The Flat Branch’s location (a few blocks north of the University of Missouri campus) attracts a varied clientele. The warm late-summer weather lured most of them into the large beer garden filled, which was filled with tables underneath green and white umbrellas. It’s a quiet oasis in downtown Columbia. Servers were friendly and attentive, and the late-night happy hour—featuring half-price pizza and reduced pints—made it all the better. (Beer Traveling doesn’t have to bust your budget, you know.)
The beer menu, posted on blackboards above the reception area and in the barroom, listed eight beers, including British IPA, or “BIPA,” an English-style India pale ale brewed with only Goldings hops and a special British yeast culture. Also on tap was a Green Chile Beer, spiced with Anaheim and Serrano peppers, which the staff recommends with tomato juice. Flat Branch also distills its own single-malt Scotches and bourbon in small batches.
The next day, we meandered across the rest of Missouri, then southern Illinois and Indiana, before stopping for the night in New Albany, IN (just across the Ohio River from Louisville, KY). To our shock, we soon discovered we’d just entered “Time Zone Hell.” Officially, Indiana is on Eastern Standard Time, but our hotel was on Daylight Saving Time, to stay in synch with those who lived and worked south of the river. So, it turned out, was our destination: Rich O’s Public House. Were it not for some excellent directions from the gentleman who answered the phone there, we might have showed up near—or after—closing time.
Rich O’s is part of a complex that also includes the New Albanian Brewery, whose beers are available in the beer bar, and Sports Time Pizza. Its atmosphere was more like a college-town coffeehouse than a beer bar. The interior decor was Contemporary You-Name-It: hand-me-down wooden furniture, a few church pews; and, on the mustard-colored walls, diplomas from various institutions of learning; breweriana; Rolling Stone magazine covers; and—hey, this is Indiana—photos from basketball games. Not to be missed is the Red Room, a mini-museum inexplicably filled with pictures of Communist icons. It’s all tongue-in-cheek: after all, how subversive can a bar be if Willie Nelson is playing on the sound system?

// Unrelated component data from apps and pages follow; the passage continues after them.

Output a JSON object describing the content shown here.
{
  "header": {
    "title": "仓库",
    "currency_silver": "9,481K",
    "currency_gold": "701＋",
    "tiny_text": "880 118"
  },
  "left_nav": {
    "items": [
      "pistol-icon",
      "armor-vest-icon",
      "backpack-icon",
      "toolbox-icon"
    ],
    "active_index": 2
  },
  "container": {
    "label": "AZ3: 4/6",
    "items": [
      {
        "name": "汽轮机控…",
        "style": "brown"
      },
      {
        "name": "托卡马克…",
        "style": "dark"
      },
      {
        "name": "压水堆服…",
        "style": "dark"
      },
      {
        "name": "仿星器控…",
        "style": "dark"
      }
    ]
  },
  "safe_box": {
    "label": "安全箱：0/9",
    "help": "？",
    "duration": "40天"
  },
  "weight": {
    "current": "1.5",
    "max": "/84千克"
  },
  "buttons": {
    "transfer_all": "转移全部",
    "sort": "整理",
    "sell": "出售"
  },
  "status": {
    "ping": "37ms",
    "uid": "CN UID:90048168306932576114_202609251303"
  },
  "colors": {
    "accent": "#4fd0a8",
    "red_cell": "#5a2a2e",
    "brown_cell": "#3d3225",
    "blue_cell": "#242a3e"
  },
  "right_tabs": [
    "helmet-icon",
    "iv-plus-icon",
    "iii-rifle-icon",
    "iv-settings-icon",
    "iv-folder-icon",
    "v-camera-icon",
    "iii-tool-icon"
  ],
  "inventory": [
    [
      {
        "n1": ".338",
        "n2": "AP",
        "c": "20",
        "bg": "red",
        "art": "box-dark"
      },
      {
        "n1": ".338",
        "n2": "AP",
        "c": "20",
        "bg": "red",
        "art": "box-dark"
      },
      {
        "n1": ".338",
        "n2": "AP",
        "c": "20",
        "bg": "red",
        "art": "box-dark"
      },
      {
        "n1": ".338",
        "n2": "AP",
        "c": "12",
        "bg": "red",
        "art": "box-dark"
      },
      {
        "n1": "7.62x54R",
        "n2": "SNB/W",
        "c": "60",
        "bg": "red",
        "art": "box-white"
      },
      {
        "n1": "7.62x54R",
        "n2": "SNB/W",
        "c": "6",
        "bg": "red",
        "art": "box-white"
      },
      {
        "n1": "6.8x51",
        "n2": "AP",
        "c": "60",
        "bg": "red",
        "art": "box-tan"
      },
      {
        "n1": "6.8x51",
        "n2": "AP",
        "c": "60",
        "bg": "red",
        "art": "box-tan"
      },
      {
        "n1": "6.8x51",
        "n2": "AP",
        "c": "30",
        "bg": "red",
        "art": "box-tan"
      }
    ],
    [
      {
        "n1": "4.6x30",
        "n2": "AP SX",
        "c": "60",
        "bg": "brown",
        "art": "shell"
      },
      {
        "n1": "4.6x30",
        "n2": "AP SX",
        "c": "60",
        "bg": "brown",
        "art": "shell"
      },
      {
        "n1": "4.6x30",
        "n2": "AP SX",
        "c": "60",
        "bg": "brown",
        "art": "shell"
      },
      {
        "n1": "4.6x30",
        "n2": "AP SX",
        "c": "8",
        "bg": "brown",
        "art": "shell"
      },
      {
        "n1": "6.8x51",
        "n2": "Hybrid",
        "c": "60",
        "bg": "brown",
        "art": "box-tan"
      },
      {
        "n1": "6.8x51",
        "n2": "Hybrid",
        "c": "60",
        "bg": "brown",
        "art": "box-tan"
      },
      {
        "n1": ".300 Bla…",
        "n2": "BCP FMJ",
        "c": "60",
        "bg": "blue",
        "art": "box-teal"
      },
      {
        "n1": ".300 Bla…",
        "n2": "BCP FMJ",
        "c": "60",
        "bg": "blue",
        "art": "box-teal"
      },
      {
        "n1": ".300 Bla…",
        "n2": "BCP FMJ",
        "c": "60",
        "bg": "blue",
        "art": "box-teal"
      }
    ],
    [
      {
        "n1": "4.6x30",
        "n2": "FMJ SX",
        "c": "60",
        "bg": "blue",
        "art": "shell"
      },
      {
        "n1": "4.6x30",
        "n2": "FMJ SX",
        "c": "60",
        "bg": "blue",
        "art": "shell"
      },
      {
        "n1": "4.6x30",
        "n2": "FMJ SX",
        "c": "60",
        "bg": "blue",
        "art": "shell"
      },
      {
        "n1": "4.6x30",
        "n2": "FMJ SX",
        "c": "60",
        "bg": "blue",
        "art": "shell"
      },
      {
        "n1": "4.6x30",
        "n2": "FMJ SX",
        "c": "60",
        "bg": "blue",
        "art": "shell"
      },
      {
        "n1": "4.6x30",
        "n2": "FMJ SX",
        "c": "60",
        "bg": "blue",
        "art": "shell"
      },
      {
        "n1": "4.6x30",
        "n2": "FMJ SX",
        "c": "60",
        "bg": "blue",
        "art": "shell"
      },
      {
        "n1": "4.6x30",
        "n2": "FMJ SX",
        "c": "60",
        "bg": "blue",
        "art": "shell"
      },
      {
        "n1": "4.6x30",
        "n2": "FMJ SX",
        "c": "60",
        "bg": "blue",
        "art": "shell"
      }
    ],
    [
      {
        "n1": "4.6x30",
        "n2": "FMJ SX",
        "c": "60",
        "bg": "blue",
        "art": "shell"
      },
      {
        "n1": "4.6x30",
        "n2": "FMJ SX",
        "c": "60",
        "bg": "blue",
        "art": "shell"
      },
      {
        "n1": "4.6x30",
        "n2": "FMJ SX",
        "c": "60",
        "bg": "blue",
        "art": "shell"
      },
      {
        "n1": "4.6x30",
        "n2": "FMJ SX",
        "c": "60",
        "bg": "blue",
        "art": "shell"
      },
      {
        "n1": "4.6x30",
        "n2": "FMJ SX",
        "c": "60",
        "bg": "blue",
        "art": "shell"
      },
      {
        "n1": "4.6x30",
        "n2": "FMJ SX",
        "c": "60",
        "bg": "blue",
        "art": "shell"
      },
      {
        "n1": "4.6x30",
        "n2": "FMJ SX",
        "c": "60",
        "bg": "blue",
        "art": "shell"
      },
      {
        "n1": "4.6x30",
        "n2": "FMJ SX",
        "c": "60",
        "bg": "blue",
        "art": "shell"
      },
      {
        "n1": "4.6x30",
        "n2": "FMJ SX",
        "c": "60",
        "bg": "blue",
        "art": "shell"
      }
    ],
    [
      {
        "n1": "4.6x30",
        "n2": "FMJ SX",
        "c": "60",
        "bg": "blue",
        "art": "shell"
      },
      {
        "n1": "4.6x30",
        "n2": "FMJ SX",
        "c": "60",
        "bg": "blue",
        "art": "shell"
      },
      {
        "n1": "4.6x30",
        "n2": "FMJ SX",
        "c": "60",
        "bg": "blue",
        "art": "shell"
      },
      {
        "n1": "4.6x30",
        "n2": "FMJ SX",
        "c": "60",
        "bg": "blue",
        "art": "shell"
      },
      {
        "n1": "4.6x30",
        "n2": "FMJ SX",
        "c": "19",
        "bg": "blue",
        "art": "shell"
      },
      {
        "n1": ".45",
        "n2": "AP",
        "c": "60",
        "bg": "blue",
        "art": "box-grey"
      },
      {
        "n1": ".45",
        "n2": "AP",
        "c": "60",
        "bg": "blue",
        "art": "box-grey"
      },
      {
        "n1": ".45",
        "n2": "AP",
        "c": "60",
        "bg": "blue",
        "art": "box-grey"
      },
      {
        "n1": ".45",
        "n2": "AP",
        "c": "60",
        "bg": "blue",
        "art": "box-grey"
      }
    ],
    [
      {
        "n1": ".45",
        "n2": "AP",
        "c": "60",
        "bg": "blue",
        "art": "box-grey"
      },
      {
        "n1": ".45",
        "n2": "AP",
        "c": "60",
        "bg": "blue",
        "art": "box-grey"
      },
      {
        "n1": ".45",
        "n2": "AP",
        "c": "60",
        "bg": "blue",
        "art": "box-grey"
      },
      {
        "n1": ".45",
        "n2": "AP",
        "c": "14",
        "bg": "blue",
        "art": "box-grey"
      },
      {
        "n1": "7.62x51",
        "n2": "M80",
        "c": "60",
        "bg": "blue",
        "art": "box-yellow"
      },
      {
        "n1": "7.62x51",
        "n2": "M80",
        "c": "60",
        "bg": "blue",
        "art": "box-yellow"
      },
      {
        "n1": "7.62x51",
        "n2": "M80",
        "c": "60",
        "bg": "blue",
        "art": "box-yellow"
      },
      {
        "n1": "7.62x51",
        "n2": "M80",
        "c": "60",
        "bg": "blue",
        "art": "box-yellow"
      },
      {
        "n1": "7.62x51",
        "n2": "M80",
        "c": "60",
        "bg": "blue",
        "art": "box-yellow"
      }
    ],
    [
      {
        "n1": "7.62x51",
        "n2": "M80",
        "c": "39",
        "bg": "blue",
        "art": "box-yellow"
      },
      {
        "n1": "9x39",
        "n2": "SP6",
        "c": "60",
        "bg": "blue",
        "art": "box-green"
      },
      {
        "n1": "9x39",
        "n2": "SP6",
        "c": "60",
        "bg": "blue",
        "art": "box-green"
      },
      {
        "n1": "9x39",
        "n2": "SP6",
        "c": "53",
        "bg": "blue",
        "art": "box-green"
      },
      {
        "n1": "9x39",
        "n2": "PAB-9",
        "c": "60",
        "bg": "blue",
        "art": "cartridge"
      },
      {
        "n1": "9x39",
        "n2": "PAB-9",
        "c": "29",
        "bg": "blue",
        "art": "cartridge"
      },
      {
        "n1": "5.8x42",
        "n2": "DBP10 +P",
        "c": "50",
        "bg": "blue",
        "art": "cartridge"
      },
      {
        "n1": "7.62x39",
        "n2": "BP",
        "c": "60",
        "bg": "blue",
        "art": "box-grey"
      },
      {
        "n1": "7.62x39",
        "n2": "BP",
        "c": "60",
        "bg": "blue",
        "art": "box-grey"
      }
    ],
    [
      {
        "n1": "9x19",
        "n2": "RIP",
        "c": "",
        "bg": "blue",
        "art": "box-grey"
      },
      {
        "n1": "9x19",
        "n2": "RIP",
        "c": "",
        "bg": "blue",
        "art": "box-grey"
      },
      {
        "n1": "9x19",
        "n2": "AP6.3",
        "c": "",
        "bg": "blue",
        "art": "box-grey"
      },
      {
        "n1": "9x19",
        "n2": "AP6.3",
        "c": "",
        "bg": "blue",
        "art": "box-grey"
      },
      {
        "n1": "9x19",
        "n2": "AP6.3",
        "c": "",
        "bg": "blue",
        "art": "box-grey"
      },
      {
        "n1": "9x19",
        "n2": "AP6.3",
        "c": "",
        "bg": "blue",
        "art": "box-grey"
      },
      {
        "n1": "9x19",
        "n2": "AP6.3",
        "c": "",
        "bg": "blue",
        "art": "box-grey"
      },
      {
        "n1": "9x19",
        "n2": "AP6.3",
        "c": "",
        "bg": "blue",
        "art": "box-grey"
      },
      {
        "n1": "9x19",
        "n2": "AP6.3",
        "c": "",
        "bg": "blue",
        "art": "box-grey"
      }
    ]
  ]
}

And then there was the beer. The bottled beer menu ran a full 10 pages long and was arranged by country. The listing ran well beyond the usual suspects. We were pleased to find vintage ales such as J.W. Lee’s Late Harvest and Gale’s Prize Old Ale, not to mention ciders and meads. Even better, the ever-changing selection included bottle and draft specials listed on two blackboards in the main room. We spotted De Dolle Dubulier, Spezial Rauchbier, and Rogue Schwarzbier on tap; and four beers from the t’IJ brewery in Amsterdam, Uerige Doppel Sticke, and Indiana Oaken Barrel Saison in bottles. Pints, served in 20-ounce glasses, were downright cheap considering how rarely these beers show up on American menus.
The next morning we aimed the Miata north and turned on the autopilot as we traveled through familiar Ohio and then Michigan. We wondered if we’d remembered to leave a few beers in the fridge before leaving and hoped the grass hadn’t grown too tall in our absence. While it’s fun to be a beer traveler, there’s a lot to be said for the comforts of home.
By Paul Ruschmann
Paul Ruschmann and Maryanne Nasiatka are writers and researchers who call Michigan home. They travel as much as their budget permits, visiting many of the great places where great beer is brewed and enjoyed. Photographs by Maryanne Nasiatka.